The Basics of Reverse Mortgages
For some people at or near retirement, reverse mortgages are a great way to generate a monthly income. But many people do not know or don’t understand exactly what a reverse mortgage is and how it works.
There are different types of reverse mortgages. While they differ slightly, they all share a set of common features.
How does a reverse mortgage work?
A reverse mortgage is like a regular mortgage except the bank pays you the monthly payment. A reverse mortgage is available to seniors who are:
- over 62 years of age
- own the house free and clear
- occupy the home as their principle residence
They pay you for the equity that you have built up in the house. The homeowner can keep receiving this money up until he or she dies, sells the home or uses all available equity. The lender then expects the full loan amount back in one lump sum. This is usually accomplished by selling the home.
Reverse mortgage can give many older people the added income they need to buy their necessities or buy whatever they want or need. Unless they plan to give the house to someone, a reverse mortgage can make sense.
To give you a better understanding of reverse mortgages, here is a list of some of the features that are common to all reverse mortgages:
There are various fees that must be paid when getting a reverse mortgage. Think of them as “closing costs”. These fees are usually rolled into the loan and are due, along with interest, when the loan is finished.
Limited Loan Amounts
You are not able to get the full value of your home on a reverse mortgage. Each reverse mortgage is different on the amount of money a person can receive. And some reverse mortgages cost more than others. The mount of money you can receive depends on a combination of your age and the value of your home. Basically the older you are the more money you can get. Also, the more your home is worth the more money you can get.
Unlike regular mortgages, you can for any reason choose to cancel the loan. But you must do it within three days of closing the loan. These three days are three business days, which do not include holidays. The cancellation, however, must be done in writing and sent by mail or fax. It cannot be done in person or over the telephone.
The loan must be repaid when the last surviving borrower dies, sells the home or moves out. But there are other situations in which a lender can ask for full repayment before then. Those situations are:
- Failure to pay your property tax
- failure to keep up your home
- failure to insure your home

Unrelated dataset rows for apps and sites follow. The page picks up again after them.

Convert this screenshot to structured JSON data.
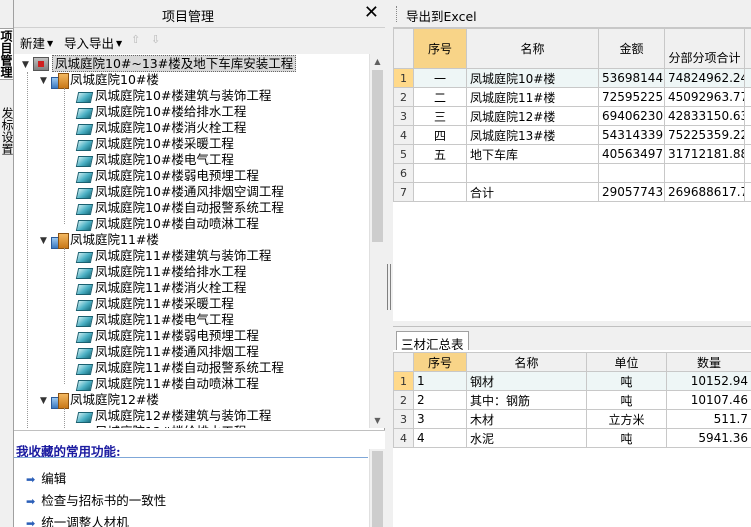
{
  "side_tabs": [
    "项目管理",
    "发标设置"
  ],
  "left_panel": {
    "title": "项目管理",
    "close_icon": "✕",
    "toolbar": {
      "new_label": "新建",
      "import_export_label": "导入导出"
    }
  },
  "tree": {
    "root": "凤城庭院10#~13#楼及地下车库安装工程",
    "groups": [
      {
        "label": "凤城庭院10#楼",
        "items": [
          "凤城庭院10#楼建筑与装饰工程",
          "凤城庭院10#楼给排水工程",
          "凤城庭院10#楼消火栓工程",
          "凤城庭院10#楼采暖工程",
          "凤城庭院10#楼电气工程",
          "凤城庭院10#楼弱电预埋工程",
          "凤城庭院10#楼通风排烟空调工程",
          "凤城庭院10#楼自动报警系统工程",
          "凤城庭院10#楼自动喷淋工程"
        ]
      },
      {
        "label": "凤城庭院11#楼",
        "items": [
          "凤城庭院11#楼建筑与装饰工程",
          "凤城庭院11#楼给排水工程",
          "凤城庭院11#楼消火栓工程",
          "凤城庭院11#楼采暖工程",
          "凤城庭院11#楼电气工程",
          "凤城庭院11#楼弱电预埋工程",
          "凤城庭院11#楼通风排烟工程",
          "凤城庭院11#楼自动报警系统工程",
          "凤城庭院11#楼自动喷淋工程"
        ]
      },
      {
        "label": "凤城庭院12#楼",
        "items": [
          "凤城庭院12#楼建筑与装饰工程",
          "凤城庭院12#楼给排水工程"
        ]
      }
    ]
  },
  "favorites": {
    "title": "我收藏的常用功能:",
    "items": [
      "编辑",
      "检查与招标书的一致性",
      "统一调整人材机"
    ]
  },
  "right_toolbar": {
    "export_label": "导出到Excel"
  },
  "summary_table": {
    "headers": [
      "序号",
      "名称",
      "金额",
      "分部分项合计"
    ],
    "rows": [
      {
        "rownum": "1",
        "seq": "一",
        "name": "凤城庭院10#楼",
        "amount": "53698144",
        "subtotal": "74824962.24"
      },
      {
        "rownum": "2",
        "seq": "二",
        "name": "凤城庭院11#楼",
        "amount": "72595225.9",
        "subtotal": "45092963.77"
      },
      {
        "rownum": "3",
        "seq": "三",
        "name": "凤城庭院12#楼",
        "amount": "69406230.7",
        "subtotal": "42833150.63"
      },
      {
        "rownum": "4",
        "seq": "四",
        "name": "凤城庭院13#楼",
        "amount": "54314339.7",
        "subtotal": "75225359.22"
      },
      {
        "rownum": "5",
        "seq": "五",
        "name": "地下车库",
        "amount": "40563497.0",
        "subtotal": "31712181.88"
      },
      {
        "rownum": "6",
        "seq": "",
        "name": "",
        "amount": "",
        "subtotal": ""
      },
      {
        "rownum": "7",
        "seq": "",
        "name": "合计",
        "amount": "290577437.",
        "subtotal": "269688617.74"
      }
    ]
  },
  "materials_tab": {
    "label": "三材汇总表"
  },
  "materials_table": {
    "headers": [
      "序号",
      "名称",
      "单位",
      "数量"
    ],
    "rows": [
      {
        "rownum": "1",
        "seq": "1",
        "name": "钢材",
        "unit": "吨",
        "qty": "10152.94"
      },
      {
        "rownum": "2",
        "seq": "2",
        "name": "其中：钢筋",
        "unit": "吨",
        "qty": "10107.46"
      },
      {
        "rownum": "3",
        "seq": "3",
        "name": "木材",
        "unit": "立方米",
        "qty": "511.7"
      },
      {
        "rownum": "4",
        "seq": "4",
        "name": "水泥",
        "unit": "吨",
        "qty": "5941.36"
      }
    ]
  }
}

If any of these things happen, the lender can ask for full repayment early. As with regular mortgages, you can be considered in default if:
- You declare bankruptcy
- You donate or abandon your home
- You commit fraud or misrepresent yourself
- Your property is condemned